And here's the thing... I've always fancied living in an old vicarage. Well who hasn't? By all accounts they were actually cold and draughty and very uncomfortable, but still the idea has always appealed and I think Agatha Christie knew the appeal was shared by a lot of people. So she comes up with this:

The Vicarage sitting room was big and shabby. It was much shaded by a gargantuan Victorian shrubbery that no one seemed to have the energy to curb. But the dimness was not gloomy for some peculiar reason. It was, on the contrary, restful. All the large shabby chairs bore the impress of resting bodies in them over the years. A fat clock on the chimney-piece ticked with a heavy comfortable regularity. Here there would always be time to talk, to say what you wanted to say, to relax from the cares brought about by the bright day outside.

I wonder how long it took Christie to get that description just right? So that all of us with a fancy to live in an old vicarage would be foaming at the mouth to go and find this room and settle down in one of those 'large shabby chairs' with a good book and a cup of tea. Incredible to me that there are people who are snooty about the writing ability of this amazing author.

Of course, while I was in the Penzance area I just had to visit The Cook Book shop in St. Just. Here you can browse the second-hand books and have a coffee or lunch or whatever you like. It's delightful. I came away with the bottom two of these books:

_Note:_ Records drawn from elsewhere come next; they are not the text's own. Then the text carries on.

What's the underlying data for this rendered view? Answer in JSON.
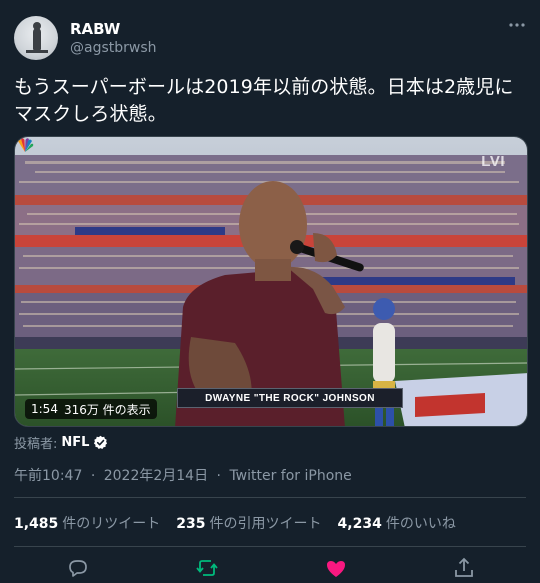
{
  "author": {
    "display_name": "RABW",
    "handle": "@agstbrwsh"
  },
  "tweet": {
    "text": "もうスーパーボールは2019年以前の状態。日本は2歳児にマスクしろ状態。"
  },
  "media": {
    "network_logo": "LVI",
    "lower_third": "DWAYNE \"THE ROCK\" JOHNSON",
    "duration": "1:54",
    "views": "316万 件の表示"
  },
  "contributed": {
    "label": "投稿者:",
    "name": "NFL"
  },
  "meta": {
    "time": "午前10:47",
    "date": "2022年2月14日",
    "source": "Twitter for iPhone"
  },
  "stats": [
    {
      "num": "1,485",
      "label": "件のリツイート"
    },
    {
      "num": "235",
      "label": "件の引用ツイート"
    },
    {
      "num": "4,234",
      "label": "件のいいね"
    }
  ],
  "colors": {
    "background": "#15202b",
    "secondary_text": "#8b98a5",
    "border": "#38444d",
    "retweet": "#00ba7c",
    "like": "#f91880",
    "verified": "#ffffff"
  },
  "icons": {
    "more": "more-icon",
    "verified": "verified-badge-icon",
    "reply": "reply-icon",
    "retweet": "retweet-icon",
    "like": "like-icon",
    "share": "share-icon"
  }
}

The Oatmeal Ark by Rory MaClean tells of the Reverand Hector Gillean who apparently built a ship in the early 1800s and sailed from the Hebrides to Canada to find the promised land. Couldn't leave that on the shelf, could I? Eight Feet in the Andes by Dervla Murphy is a book I've been after for a while so was glad to nab that for a couple of quid. The other two books are, Watersteps Through France by Bill and Laurel Cooper, this covers two of my bookish loves, canals and France; and the other is Beyond Time edited by Mike Ashley, time travel stories, sent to me by The British Library. Great cover on the latter:

Many thanks to The British Library for that and it's been added to the pile for next year's reading.


Tuesday 5 November 2019


Off to Cornwall for a flying visit from tomorrow, just two nights, but before I go I just want to thank the folks who left such thoughtful comments on my last post, here. It turned into a real conversation on challenges and blogging in the comments section and I always think that's wonderful and really appreciate it. Thank you.

At the moment I'm reading these two books:

As I said in my previous post, I'm 'doing' Moby-Dick in small chunks, taking my time, partly so that I can appreciate it properly but also 'it's not a race' and there's no reason at all to rush through it just to get it read. It's a lesson I need to learn about reading and next year I may even concentrate on reading less in the way of numbers and more in the way of quality. And as a 'by-the-by' I really am enjoying the richness of Moby-Dick... I'm also sure I'll have no idea how to review it when I've finished.

Bon Voyage, edited by Michael Kerr, is an anthology of travel stories printed over the years in one of our national newspapers, The Telegraph. It's another one to take slowly. I'm 80 pages in and already I want to read biographies of Henry Stanley (of Stanley and Livingstone fame) and Arthur Ransome. One of the most affecting pieces was by Martha Gellhorn, an American journalist who stowed away (in the loo!) on a hospital ship during the D-Day landings and witnessed some heart-rending things. I want to know more about that and about her. I love it when books lead to more books and then more books... bit like the spider's web in my header.

These two books are, of course, slow going. Thus I can't see any reviews here for a while although I will probably take an eReader to Cornwall and read something crime based for entertainment, a Dana Stabenow perhaps as I haven't visited Kate Shugak for a while, or something else. We'll see.

And just because I can here's the jigsaw it took me most of September and October to complete. A world map from 1594, 3,000 pieces and really quite tricky.